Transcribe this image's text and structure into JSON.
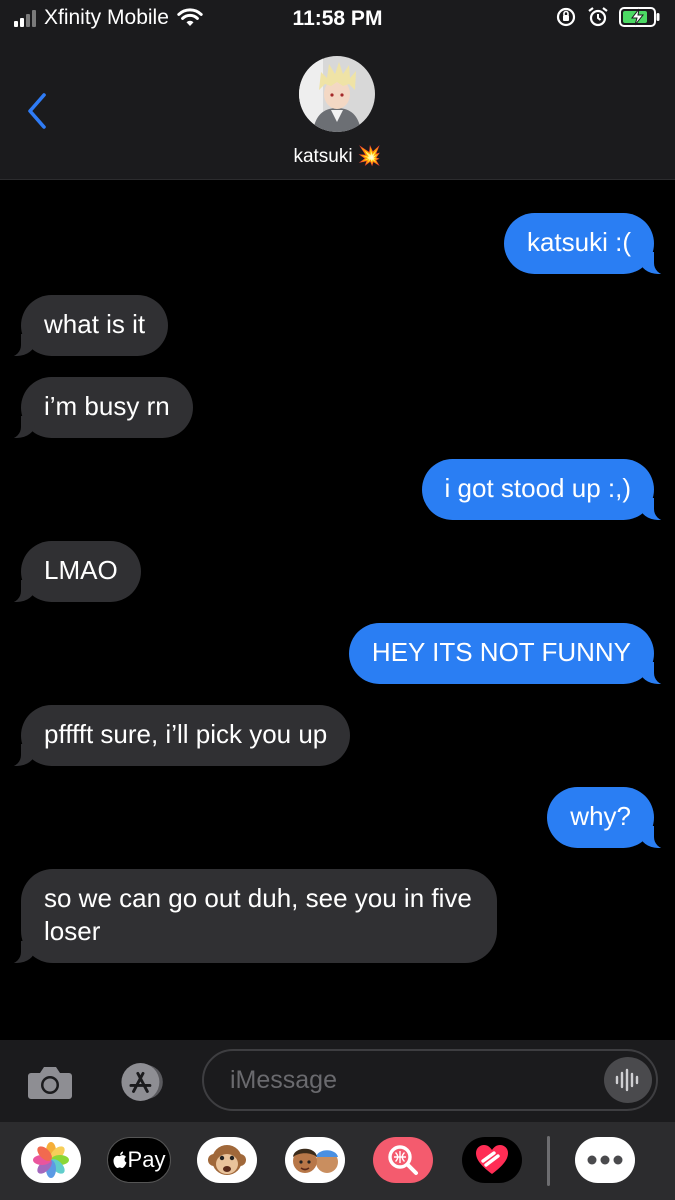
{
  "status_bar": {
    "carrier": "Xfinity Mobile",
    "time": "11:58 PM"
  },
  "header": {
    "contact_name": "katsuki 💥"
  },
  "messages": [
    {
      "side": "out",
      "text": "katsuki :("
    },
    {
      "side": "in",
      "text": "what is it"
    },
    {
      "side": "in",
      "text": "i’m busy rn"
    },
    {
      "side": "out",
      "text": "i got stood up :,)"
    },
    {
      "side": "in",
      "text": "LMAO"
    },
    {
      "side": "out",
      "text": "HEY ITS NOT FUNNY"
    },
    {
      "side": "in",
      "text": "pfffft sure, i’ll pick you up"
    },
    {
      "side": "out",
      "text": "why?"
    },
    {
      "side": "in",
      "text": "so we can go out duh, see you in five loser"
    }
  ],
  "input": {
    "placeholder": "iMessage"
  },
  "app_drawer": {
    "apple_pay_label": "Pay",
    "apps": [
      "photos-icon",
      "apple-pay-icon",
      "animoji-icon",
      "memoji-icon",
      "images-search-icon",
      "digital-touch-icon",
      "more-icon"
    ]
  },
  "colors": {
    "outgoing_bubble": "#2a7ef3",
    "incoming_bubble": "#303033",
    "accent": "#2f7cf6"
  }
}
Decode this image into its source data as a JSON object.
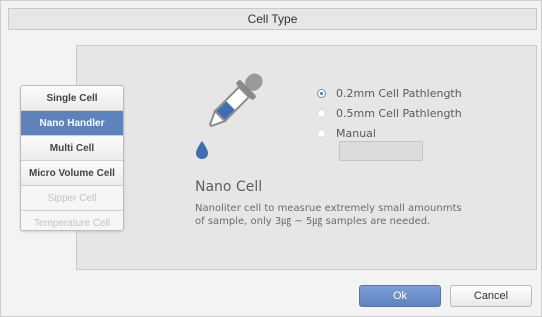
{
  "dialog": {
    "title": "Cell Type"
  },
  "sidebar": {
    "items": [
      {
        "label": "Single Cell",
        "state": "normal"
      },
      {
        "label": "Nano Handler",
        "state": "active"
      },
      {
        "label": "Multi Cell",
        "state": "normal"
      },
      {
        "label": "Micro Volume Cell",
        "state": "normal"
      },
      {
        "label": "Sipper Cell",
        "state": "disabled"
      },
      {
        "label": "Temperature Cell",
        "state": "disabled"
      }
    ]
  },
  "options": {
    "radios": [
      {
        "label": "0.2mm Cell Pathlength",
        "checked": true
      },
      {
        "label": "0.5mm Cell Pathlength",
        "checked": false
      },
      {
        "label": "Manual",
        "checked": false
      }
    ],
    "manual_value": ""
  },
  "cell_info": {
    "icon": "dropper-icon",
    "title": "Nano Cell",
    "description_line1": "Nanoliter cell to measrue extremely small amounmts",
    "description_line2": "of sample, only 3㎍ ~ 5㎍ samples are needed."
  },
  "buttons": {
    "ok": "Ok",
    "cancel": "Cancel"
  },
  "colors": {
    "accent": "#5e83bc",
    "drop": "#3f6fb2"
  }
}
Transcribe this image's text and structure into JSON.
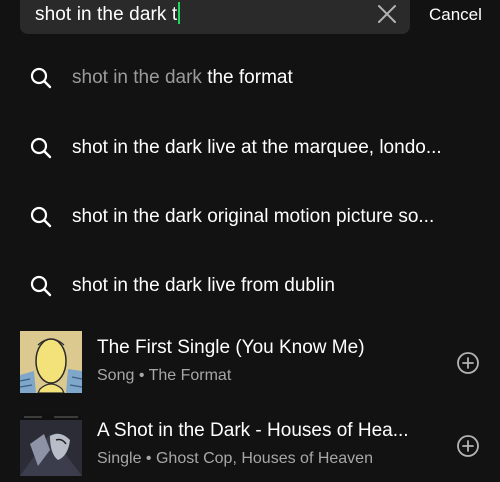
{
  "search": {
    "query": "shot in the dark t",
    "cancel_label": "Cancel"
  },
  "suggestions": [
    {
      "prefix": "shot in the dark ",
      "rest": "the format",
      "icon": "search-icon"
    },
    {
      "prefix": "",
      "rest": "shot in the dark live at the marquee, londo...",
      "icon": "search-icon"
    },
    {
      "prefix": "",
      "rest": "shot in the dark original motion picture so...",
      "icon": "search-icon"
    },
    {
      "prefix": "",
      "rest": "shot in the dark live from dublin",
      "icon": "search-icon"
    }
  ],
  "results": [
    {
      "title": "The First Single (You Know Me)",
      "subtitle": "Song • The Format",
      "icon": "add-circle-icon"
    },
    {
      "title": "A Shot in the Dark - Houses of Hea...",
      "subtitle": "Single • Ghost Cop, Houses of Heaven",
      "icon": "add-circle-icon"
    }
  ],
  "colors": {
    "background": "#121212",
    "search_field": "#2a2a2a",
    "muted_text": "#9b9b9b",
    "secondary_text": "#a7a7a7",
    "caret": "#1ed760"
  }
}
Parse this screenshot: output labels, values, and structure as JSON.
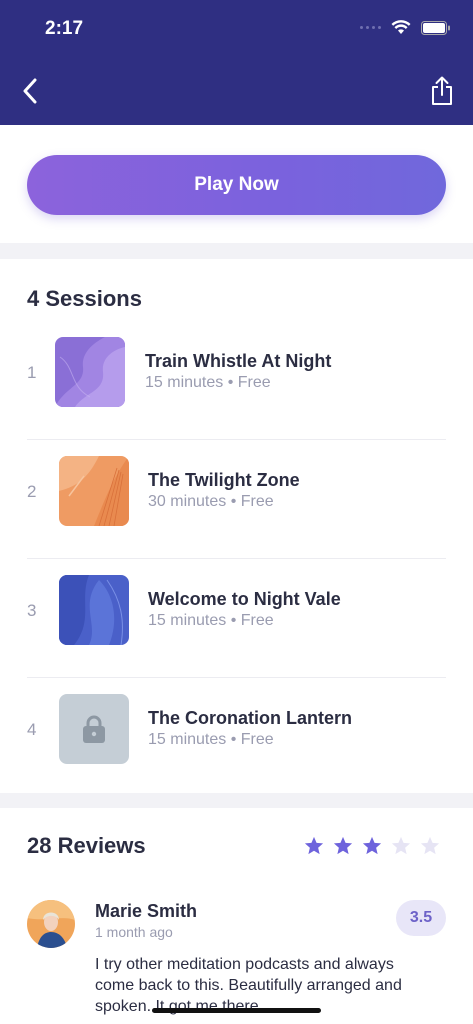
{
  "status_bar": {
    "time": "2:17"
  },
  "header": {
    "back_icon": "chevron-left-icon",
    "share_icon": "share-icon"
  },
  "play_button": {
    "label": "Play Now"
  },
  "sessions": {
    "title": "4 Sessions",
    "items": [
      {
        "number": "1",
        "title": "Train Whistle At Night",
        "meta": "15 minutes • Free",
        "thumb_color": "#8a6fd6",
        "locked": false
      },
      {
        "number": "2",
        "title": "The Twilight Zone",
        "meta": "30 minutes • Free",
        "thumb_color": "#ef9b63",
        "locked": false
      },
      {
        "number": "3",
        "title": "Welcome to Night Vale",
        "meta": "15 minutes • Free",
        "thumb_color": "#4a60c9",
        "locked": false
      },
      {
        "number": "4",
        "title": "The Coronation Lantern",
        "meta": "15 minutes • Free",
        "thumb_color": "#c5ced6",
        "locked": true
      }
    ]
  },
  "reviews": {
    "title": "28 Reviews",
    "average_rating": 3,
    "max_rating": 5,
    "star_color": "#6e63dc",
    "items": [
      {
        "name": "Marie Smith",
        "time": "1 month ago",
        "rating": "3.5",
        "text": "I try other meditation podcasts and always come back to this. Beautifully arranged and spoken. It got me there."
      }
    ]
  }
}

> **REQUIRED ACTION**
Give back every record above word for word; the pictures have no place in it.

> **COMPLETED TASK**
Transcribe this image's text and structure into JSON.
{
  "status_bar": {
    "carrier": "Xfinity Mobile",
    "time": "11:58 PM"
  },
  "header": {
    "contact_name": "katsuki 💥"
  },
  "messages": [
    {
      "side": "out",
      "text": "katsuki :("
    },
    {
      "side": "in",
      "text": "what is it"
    },
    {
      "side": "in",
      "text": "i’m busy rn"
    },
    {
      "side": "out",
      "text": "i got stood up :,)"
    },
    {
      "side": "in",
      "text": "LMAO"
    },
    {
      "side": "out",
      "text": "HEY ITS NOT FUNNY"
    },
    {
      "side": "in",
      "text": "pfffft sure, i’ll pick you up"
    },
    {
      "side": "out",
      "text": "why?"
    },
    {
      "side": "in",
      "text": "so we can go out duh, see you in five loser"
    }
  ],
  "input": {
    "placeholder": "iMessage"
  },
  "app_drawer": {
    "apple_pay_label": "Pay",
    "apps": [
      "photos-icon",
      "apple-pay-icon",
      "animoji-icon",
      "memoji-icon",
      "images-search-icon",
      "digital-touch-icon",
      "more-icon"
    ]
  },
  "colors": {
    "outgoing_bubble": "#2a7ef3",
    "incoming_bubble": "#303033",
    "accent": "#2f7cf6"
  }
}
Decode this image into its source data as a JSON object.
{
  "dialog": {
    "title": "Cell Type"
  },
  "sidebar": {
    "items": [
      {
        "label": "Single Cell",
        "state": "normal"
      },
      {
        "label": "Nano Handler",
        "state": "active"
      },
      {
        "label": "Multi Cell",
        "state": "normal"
      },
      {
        "label": "Micro Volume Cell",
        "state": "normal"
      },
      {
        "label": "Sipper Cell",
        "state": "disabled"
      },
      {
        "label": "Temperature Cell",
        "state": "disabled"
      }
    ]
  },
  "options": {
    "radios": [
      {
        "label": "0.2mm Cell Pathlength",
        "checked": true
      },
      {
        "label": "0.5mm Cell Pathlength",
        "checked": false
      },
      {
        "label": "Manual",
        "checked": false
      }
    ],
    "manual_value": ""
  },
  "cell_info": {
    "icon": "dropper-icon",
    "title": "Nano Cell",
    "description_line1": "Nanoliter cell to measrue extremely small amounmts",
    "description_line2": "of sample, only 3㎍ ~ 5㎍ samples are needed."
  },
  "buttons": {
    "ok": "Ok",
    "cancel": "Cancel"
  },
  "colors": {
    "accent": "#5e83bc",
    "drop": "#3f6fb2"
  }
}
Transcribe this image's text and structure into JSON.
{
  "search": {
    "query": "shot in the dark t",
    "cancel_label": "Cancel"
  },
  "suggestions": [
    {
      "prefix": "shot in the dark ",
      "rest": "the format",
      "icon": "search-icon"
    },
    {
      "prefix": "",
      "rest": "shot in the dark live at the marquee, londo...",
      "icon": "search-icon"
    },
    {
      "prefix": "",
      "rest": "shot in the dark original motion picture so...",
      "icon": "search-icon"
    },
    {
      "prefix": "",
      "rest": "shot in the dark live from dublin",
      "icon": "search-icon"
    }
  ],
  "results": [
    {
      "title": "The First Single (You Know Me)",
      "subtitle": "Song • The Format",
      "icon": "add-circle-icon"
    },
    {
      "title": "A Shot in the Dark - Houses of Hea...",
      "subtitle": "Single • Ghost Cop, Houses of Heaven",
      "icon": "add-circle-icon"
    }
  ],
  "colors": {
    "background": "#121212",
    "search_field": "#2a2a2a",
    "muted_text": "#9b9b9b",
    "secondary_text": "#a7a7a7",
    "caret": "#1ed760"
  }
}
Parse this screenshot: output labels, values, and structure as JSON.
{
  "status_bar": {
    "time": "2:17"
  },
  "header": {
    "back_icon": "chevron-left-icon",
    "share_icon": "share-icon"
  },
  "play_button": {
    "label": "Play Now"
  },
  "sessions": {
    "title": "4 Sessions",
    "items": [
      {
        "number": "1",
        "title": "Train Whistle At Night",
        "meta": "15 minutes • Free",
        "thumb_color": "#8a6fd6",
        "locked": false
      },
      {
        "number": "2",
        "title": "The Twilight Zone",
        "meta": "30 minutes • Free",
        "thumb_color": "#ef9b63",
        "locked": false
      },
      {
        "number": "3",
        "title": "Welcome to Night Vale",
        "meta": "15 minutes • Free",
        "thumb_color": "#4a60c9",
        "locked": false
      },
      {
        "number": "4",
        "title": "The Coronation Lantern",
        "meta": "15 minutes • Free",
        "thumb_color": "#c5ced6",
        "locked": true
      }
    ]
  },
  "reviews": {
    "title": "28 Reviews",
    "average_rating": 3,
    "max_rating": 5,
    "star_color": "#6e63dc",
    "items": [
      {
        "name": "Marie Smith",
        "time": "1 month ago",
        "rating": "3.5",
        "text": "I try other meditation podcasts and always come back to this. Beautifully arranged and spoken. It got me there."
      }
    ]
  }
}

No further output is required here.